At the junction of Lodhi Road and Mathura Road stands tall the 16th century Subz Burj, a circular island that has now been turned into a traffic roundabout.
Its original meaning notwithstanding -- Subz Burj literally means a green domed tower --- most people mistakenly call it Neela Gumbad or Neeli Gumbad. But no one seems to know the purpose of the burj or who is buried there.
This Archaeological Survey of India (ASI) protected octagonal tomb has four wide and four narrow sides. The high drummed double dome is covered with blue tiles.

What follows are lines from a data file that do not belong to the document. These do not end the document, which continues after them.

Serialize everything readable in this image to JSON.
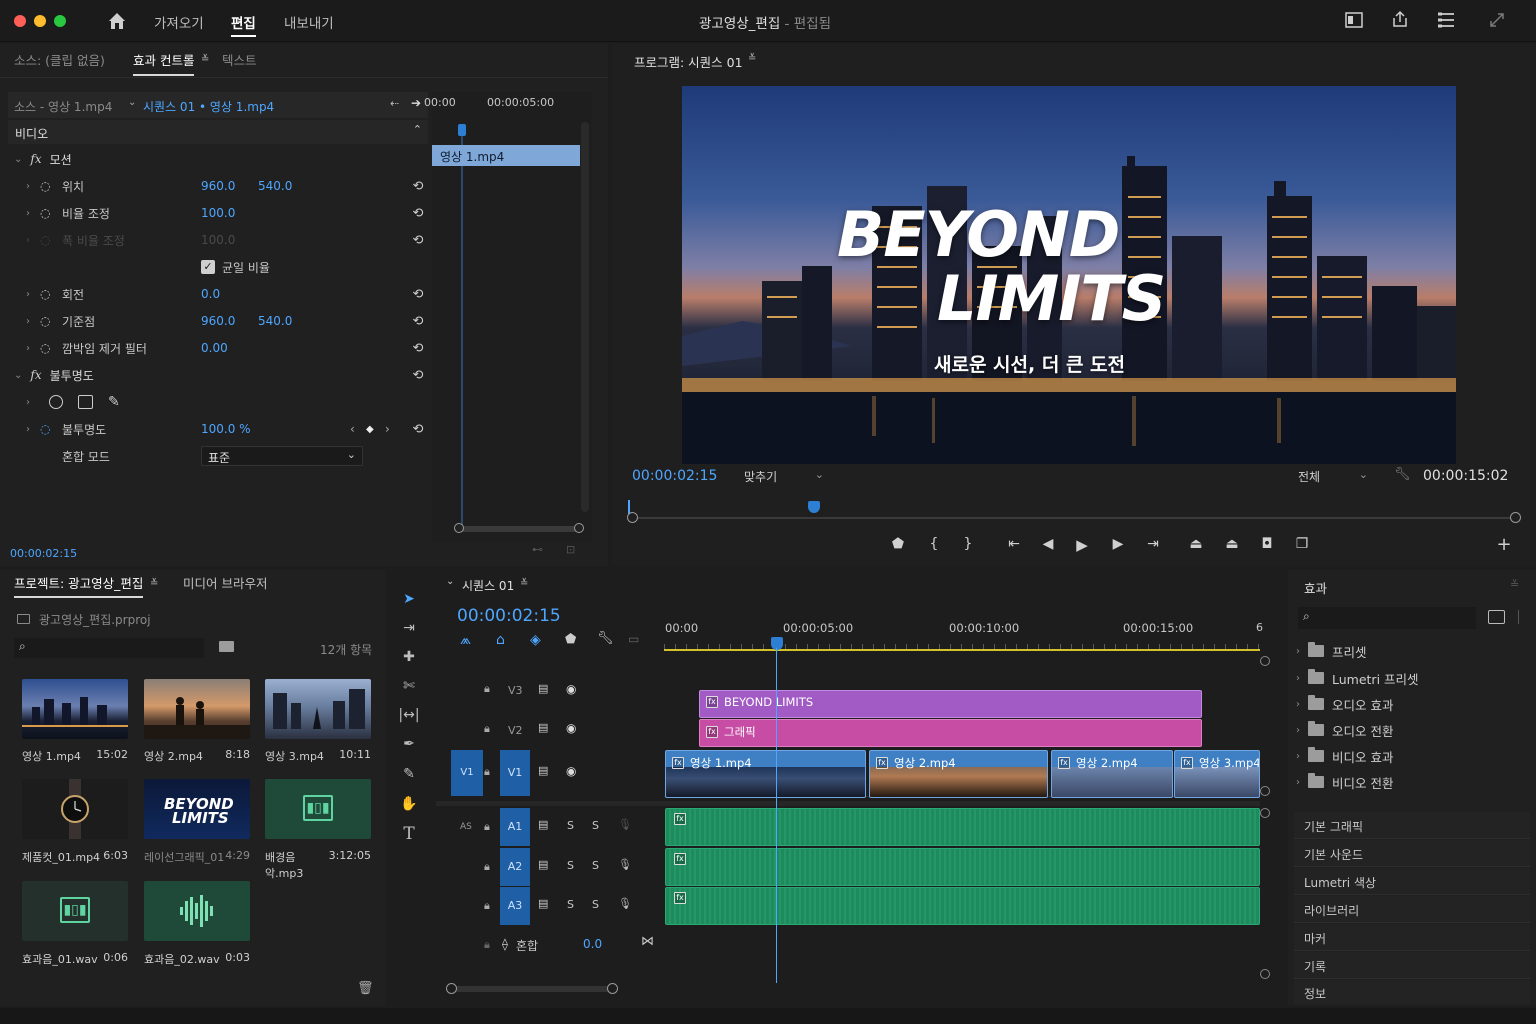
{
  "menu": {
    "home_icon": "home-icon",
    "import": "가져오기",
    "edit": "편집",
    "export": "내보내기"
  },
  "window_title": {
    "main": "광고영상_편집",
    "sep": " - ",
    "sub": "편집됨"
  },
  "effect_controls": {
    "tab_source": "소스: (클립 없음)",
    "tab_effects": "효과 컨트롤",
    "tab_text": "텍스트",
    "source_clip": "소스 - 영상 1.mp4",
    "sequence_clip": "시퀀스 01 • 영상 1.mp4",
    "mini_time_start": "00:00",
    "mini_time_5": "00:00:05:00",
    "mini_clip": "영상 1.mp4",
    "section_video": "비디오",
    "motion": "모션",
    "position_label": "위치",
    "position_x": "960.0",
    "position_y": "540.0",
    "scale_label": "비율 조정",
    "scale_value": "100.0",
    "scale_width_label": "폭 비율 조정",
    "scale_width_value": "100.0",
    "uniform_label": "균일 비율",
    "rotation_label": "회전",
    "rotation_value": "0.0",
    "anchor_label": "기준점",
    "anchor_x": "960.0",
    "anchor_y": "540.0",
    "flicker_label": "깜박임 제거 필터",
    "flicker_value": "0.00",
    "opacity_section": "불투명도",
    "opacity_label": "불투명도",
    "opacity_value": "100.0 %",
    "blend_label": "혼합 모드",
    "blend_value": "표준",
    "timecode": "00:00:02:15"
  },
  "program": {
    "title": "프로그램: 시퀀스 01",
    "headline1": "BEYOND",
    "headline2": "LIMITS",
    "subtitle": "새로운 시선, 더 큰 도전",
    "timecode": "00:00:02:15",
    "fit": "맞추기",
    "quality": "전체",
    "duration": "00:00:15:02"
  },
  "project": {
    "tab_project": "프로젝트: 광고영상_편집",
    "tab_media": "미디어 브라우저",
    "file": "광고영상_편집.prproj",
    "count": "12개 항목",
    "items": [
      {
        "name": "영상 1.mp4",
        "dur": "15:02"
      },
      {
        "name": "영상 2.mp4",
        "dur": "8:18"
      },
      {
        "name": "영상 3.mp4",
        "dur": "10:11"
      },
      {
        "name": "제품컷_01.mp4",
        "dur": "6:03"
      },
      {
        "name": "레이선그래픽_01",
        "dur": "4:29"
      },
      {
        "name": "배경음악.mp3",
        "dur": "3:12:05"
      },
      {
        "name": "효과음_01.wav",
        "dur": "0:06"
      },
      {
        "name": "효과음_02.wav",
        "dur": "0:03"
      }
    ],
    "graphic_text1": "BEYOND",
    "graphic_text2": "LIMITS"
  },
  "timeline": {
    "tab": "시퀀스 01",
    "timecode": "00:00:02:15",
    "ruler": [
      "00:00",
      "00:00:05:00",
      "00:00:10:00",
      "00:00:15:00"
    ],
    "tracks": {
      "v3": "V3",
      "v2": "V2",
      "v1": "V1",
      "v1src": "V1",
      "a1": "A1",
      "a2": "A2",
      "a3": "A3",
      "as": "AS",
      "s": "S",
      "mix": "혼합",
      "mix_value": "0.0"
    },
    "clips": {
      "title": "BEYOND LIMITS",
      "graphic": "그래픽",
      "v1": "영상 1.mp4",
      "v2": "영상 2.mp4",
      "v3": "영상 3.mp4"
    }
  },
  "effects": {
    "title": "효과",
    "folders": [
      "프리셋",
      "Lumetri 프리셋",
      "오디오 효과",
      "오디오 전환",
      "비디오 효과",
      "비디오 전환"
    ],
    "panels": [
      "기본 그래픽",
      "기본 사운드",
      "Lumetri 색상",
      "라이브러리",
      "마커",
      "기록",
      "정보"
    ]
  },
  "colors": {
    "accent": "#4ea6ff",
    "title_clip": "#a25bc4",
    "graphic_clip": "#c74ca4",
    "video_clip": "#3f7fc4",
    "audio_clip": "#1f8a5c",
    "selected_track": "#1f5fa6"
  }
}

Ravi Batra writes in 'The Splendour of Lodi Road: My Brush With Heritage': "Some of the original small green, blue and yellow tiles on the main drum that supports the dome can still be seen. The dome is not green but blue, as the original tiles were replaced by the ASI in the 1980s. Some may fault the ASI for changing the colour but my own little research on Timurid architecture shows that most monuments in Central Asia have blue domes. So were the original tiles green or blue?"

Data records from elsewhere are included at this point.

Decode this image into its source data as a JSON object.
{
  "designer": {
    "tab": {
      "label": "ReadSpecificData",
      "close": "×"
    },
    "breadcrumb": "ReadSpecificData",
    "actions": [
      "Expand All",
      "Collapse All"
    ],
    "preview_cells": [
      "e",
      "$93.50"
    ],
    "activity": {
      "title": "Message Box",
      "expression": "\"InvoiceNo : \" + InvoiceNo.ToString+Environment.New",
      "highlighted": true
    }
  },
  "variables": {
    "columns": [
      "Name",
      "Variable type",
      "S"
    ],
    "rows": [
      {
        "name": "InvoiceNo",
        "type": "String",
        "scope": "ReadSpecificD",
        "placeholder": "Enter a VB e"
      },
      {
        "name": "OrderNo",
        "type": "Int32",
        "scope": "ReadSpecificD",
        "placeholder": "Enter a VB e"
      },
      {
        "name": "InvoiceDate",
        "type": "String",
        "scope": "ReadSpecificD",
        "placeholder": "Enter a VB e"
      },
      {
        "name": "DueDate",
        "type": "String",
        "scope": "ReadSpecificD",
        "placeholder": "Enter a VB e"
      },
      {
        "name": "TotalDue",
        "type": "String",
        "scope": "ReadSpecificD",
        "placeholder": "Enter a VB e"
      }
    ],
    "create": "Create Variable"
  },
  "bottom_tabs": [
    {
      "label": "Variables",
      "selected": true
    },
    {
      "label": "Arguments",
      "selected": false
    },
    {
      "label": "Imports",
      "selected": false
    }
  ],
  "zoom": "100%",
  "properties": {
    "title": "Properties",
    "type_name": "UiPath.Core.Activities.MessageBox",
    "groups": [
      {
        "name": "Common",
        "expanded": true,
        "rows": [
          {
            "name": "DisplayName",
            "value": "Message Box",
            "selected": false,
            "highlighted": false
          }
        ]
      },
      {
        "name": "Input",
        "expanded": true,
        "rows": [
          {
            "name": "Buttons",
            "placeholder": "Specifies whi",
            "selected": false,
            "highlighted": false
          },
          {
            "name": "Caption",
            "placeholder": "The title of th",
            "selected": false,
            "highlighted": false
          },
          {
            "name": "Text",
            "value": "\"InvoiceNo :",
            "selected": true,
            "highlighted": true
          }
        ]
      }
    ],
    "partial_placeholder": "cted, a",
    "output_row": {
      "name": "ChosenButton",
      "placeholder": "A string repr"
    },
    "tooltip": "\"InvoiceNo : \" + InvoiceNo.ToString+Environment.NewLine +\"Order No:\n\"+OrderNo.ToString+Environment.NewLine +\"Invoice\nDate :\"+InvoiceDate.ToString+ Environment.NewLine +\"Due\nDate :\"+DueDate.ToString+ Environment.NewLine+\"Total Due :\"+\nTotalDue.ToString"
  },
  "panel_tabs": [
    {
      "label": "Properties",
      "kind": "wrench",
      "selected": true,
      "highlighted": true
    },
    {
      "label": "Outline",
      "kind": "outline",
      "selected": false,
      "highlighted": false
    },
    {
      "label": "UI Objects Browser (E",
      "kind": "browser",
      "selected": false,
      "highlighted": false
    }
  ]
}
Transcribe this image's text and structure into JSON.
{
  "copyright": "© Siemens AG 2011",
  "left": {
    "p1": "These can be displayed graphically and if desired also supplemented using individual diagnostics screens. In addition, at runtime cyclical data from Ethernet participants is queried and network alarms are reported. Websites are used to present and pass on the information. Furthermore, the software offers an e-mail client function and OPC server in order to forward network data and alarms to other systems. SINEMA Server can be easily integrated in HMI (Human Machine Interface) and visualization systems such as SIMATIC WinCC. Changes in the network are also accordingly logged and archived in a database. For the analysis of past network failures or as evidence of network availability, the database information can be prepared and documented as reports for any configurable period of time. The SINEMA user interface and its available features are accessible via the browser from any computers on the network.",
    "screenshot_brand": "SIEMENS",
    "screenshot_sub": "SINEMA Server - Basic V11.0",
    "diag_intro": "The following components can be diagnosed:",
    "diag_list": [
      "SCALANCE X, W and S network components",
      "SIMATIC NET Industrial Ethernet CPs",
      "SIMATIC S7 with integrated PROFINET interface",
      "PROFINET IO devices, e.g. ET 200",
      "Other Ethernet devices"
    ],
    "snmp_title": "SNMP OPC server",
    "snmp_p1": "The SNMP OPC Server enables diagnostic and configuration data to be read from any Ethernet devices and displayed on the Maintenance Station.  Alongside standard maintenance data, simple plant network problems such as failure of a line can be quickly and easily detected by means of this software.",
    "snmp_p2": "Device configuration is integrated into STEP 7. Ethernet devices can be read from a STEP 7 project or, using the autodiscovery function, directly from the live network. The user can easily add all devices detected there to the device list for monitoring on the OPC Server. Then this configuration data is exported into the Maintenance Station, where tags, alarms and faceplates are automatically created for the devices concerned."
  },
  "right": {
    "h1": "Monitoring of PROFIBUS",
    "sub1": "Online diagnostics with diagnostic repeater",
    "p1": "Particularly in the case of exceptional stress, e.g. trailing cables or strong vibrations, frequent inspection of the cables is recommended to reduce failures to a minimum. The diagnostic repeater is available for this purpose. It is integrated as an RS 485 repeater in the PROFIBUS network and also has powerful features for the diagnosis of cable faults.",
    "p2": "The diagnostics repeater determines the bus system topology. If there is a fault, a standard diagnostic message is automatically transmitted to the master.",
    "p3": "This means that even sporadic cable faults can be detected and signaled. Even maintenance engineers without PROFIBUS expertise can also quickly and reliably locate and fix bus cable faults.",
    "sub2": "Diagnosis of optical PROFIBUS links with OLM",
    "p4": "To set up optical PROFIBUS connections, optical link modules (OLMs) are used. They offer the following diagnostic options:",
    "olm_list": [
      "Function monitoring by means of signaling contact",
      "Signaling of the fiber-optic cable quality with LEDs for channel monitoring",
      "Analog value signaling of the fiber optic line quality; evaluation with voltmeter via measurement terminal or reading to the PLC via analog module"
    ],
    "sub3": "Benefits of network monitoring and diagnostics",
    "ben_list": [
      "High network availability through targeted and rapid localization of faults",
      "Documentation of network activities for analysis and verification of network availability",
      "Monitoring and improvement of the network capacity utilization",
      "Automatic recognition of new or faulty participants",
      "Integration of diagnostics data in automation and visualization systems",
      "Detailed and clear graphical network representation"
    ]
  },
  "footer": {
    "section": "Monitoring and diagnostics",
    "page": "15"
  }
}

The place was used as a police station during the British period, according to 'Delhi Police: History and Heritage', a 2006 publication. It also mentions it as Neeli Gumbad.

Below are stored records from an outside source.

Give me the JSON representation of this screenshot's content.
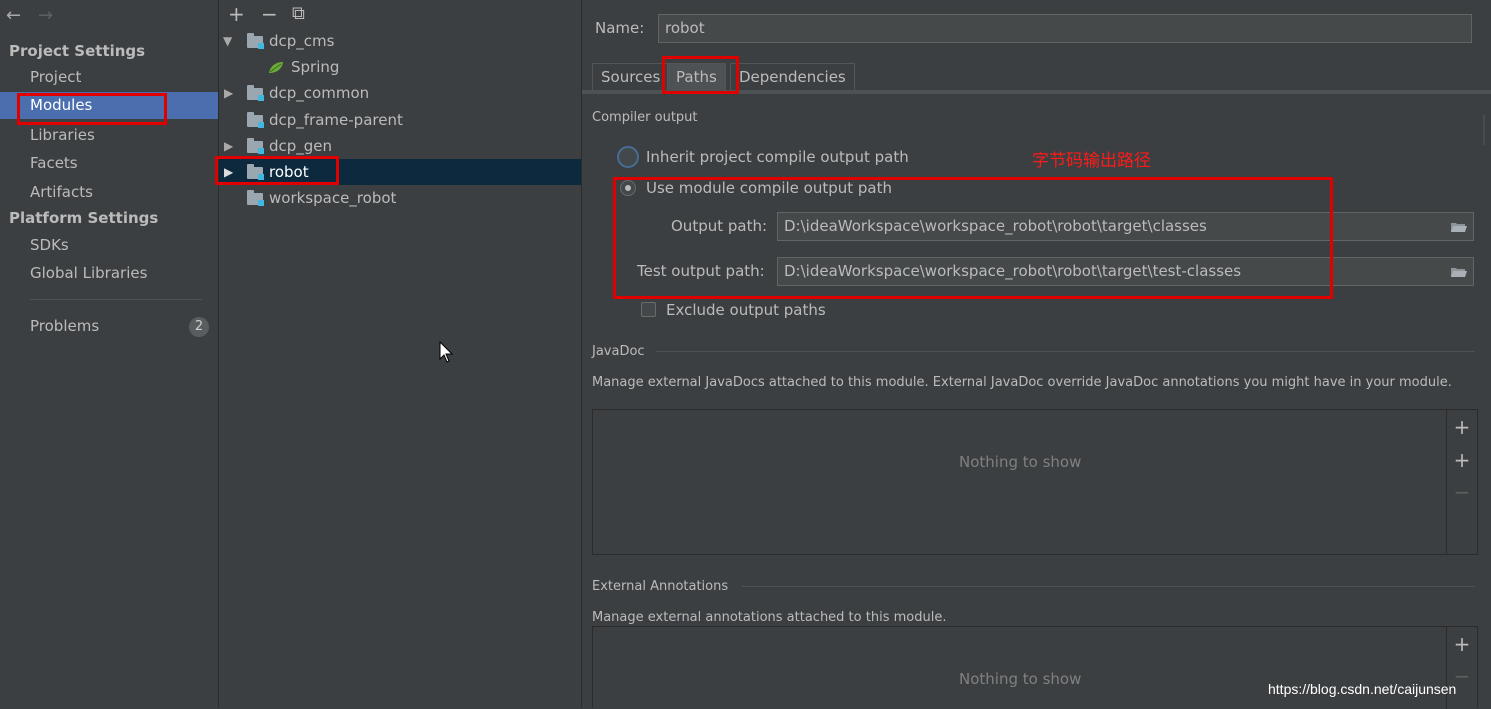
{
  "sidebar": {
    "back_icon": "←",
    "forward_icon": "→",
    "project_settings_header": "Project Settings",
    "platform_settings_header": "Platform Settings",
    "items": [
      {
        "label": "Project"
      },
      {
        "label": "Modules"
      },
      {
        "label": "Libraries"
      },
      {
        "label": "Facets"
      },
      {
        "label": "Artifacts"
      }
    ],
    "platform_items": [
      {
        "label": "SDKs"
      },
      {
        "label": "Global Libraries"
      }
    ],
    "problems_label": "Problems",
    "problems_count": "2"
  },
  "tree": {
    "toolbar": {
      "add": "+",
      "remove": "−",
      "copy": "⧉"
    },
    "nodes": [
      {
        "label": "dcp_cms",
        "expanded": true
      },
      {
        "label": "Spring"
      },
      {
        "label": "dcp_common",
        "expanded": false
      },
      {
        "label": "dcp_frame-parent"
      },
      {
        "label": "dcp_gen",
        "expanded": false
      },
      {
        "label": "robot",
        "expanded": false
      },
      {
        "label": "workspace_robot"
      }
    ],
    "expanded_glyph": "▼",
    "collapsed_glyph": "▶"
  },
  "module": {
    "name_label": "Name:",
    "name_value": "robot",
    "tabs": [
      {
        "label": "Sources"
      },
      {
        "label": "Paths"
      },
      {
        "label": "Dependencies"
      }
    ],
    "compiler_output": {
      "title": "Compiler output",
      "inherit_label": "Inherit project compile output path",
      "use_module_label": "Use module compile output path",
      "output_path_label": "Output path:",
      "output_path_value": "D:\\ideaWorkspace\\workspace_robot\\robot\\target\\classes",
      "test_output_path_label": "Test output path:",
      "test_output_path_value": "D:\\ideaWorkspace\\workspace_robot\\robot\\target\\test-classes",
      "exclude_label": "Exclude output paths"
    },
    "javadoc": {
      "title": "JavaDoc",
      "description": "Manage external JavaDocs attached to this module. External JavaDoc override JavaDoc annotations you might have in your module.",
      "empty_text": "Nothing to show"
    },
    "external_annotations": {
      "title": "External Annotations",
      "description": "Manage external annotations attached to this module.",
      "empty_text": "Nothing to show"
    },
    "list_tools": {
      "add": "+",
      "add_url": "+",
      "remove": "−"
    }
  },
  "annotation_text": "字节码输出路径",
  "watermark": "https://blog.csdn.net/caijunsen",
  "colors": {
    "selection": "#4b6eaf",
    "tree_selection": "#0d293e",
    "annotation_red": "#e00000"
  }
}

"Since my childhood, I have heard everybody call it Neela Gumbad because of the blue tiles on the dome. I was not aware that it is actually called Subz Burj," said Wasim Ali, a resident of Nizamuddin Basti.